New IIS attacks (greatly) expand number of vulnerable servers
Microsoft's webserver even easier to exploit
Attackers have begun actively targeting an unpatched hole in Microsoft's Internet Information Services webserver using new exploit code that greatly expands the number of systems that are vulnerable to the bug.
In an updated advisory published Friday, Microsoft researchers said they are seeing "limited attacks" exploiting the vulnerability, which resides in a file transfer protocol component of IIS. Exploit code publicly released in the past 24 hours is now able to cause vulnerable servers to crash even when users don't have the ability to create their own directories.
That means the bug, for which there is no patch, is easier to exploit than previously thought. In an earlier advisory, Microsoft said attacks only worked when untrusted users had write access to directories. For the moment, Microsoft continues to say that IIS5 running on Windows 2000 appears to be the only version that is vulnerable to attacks that can remotely execute malicious code on an underlying server. But it's now clear that hackers can target every version of IIS to cause denial-of-service attacks.
Microsoft said Thursday that it planned to issue five security updates for next week's Patch Tuesday. None of the affected software listed in the limited disclosure included IIS, so users shouldn't expect a fix then. Microsoft has said only that it plans to issue a patch as soon as one is ready.
In the meantime, IIS users should follow workarounds that include turning off FTP if it's not needed (in more recent versions it's disabled by default), or at the very least, blocking FTP access to unauthenticated users.
The bug is exploited by listing directories with specially manipulated names that trigger a
buffer stack overflow in the application.
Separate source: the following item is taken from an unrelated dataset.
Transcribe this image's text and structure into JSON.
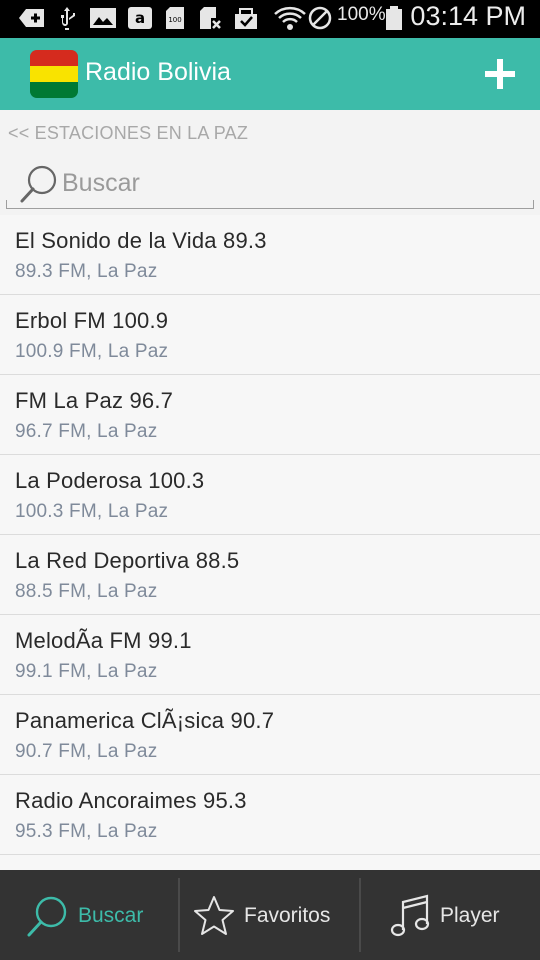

The new exploit code is able to cause IIS6 systems to crash, but Microsoft makes no mention those systems can be further compromised. ®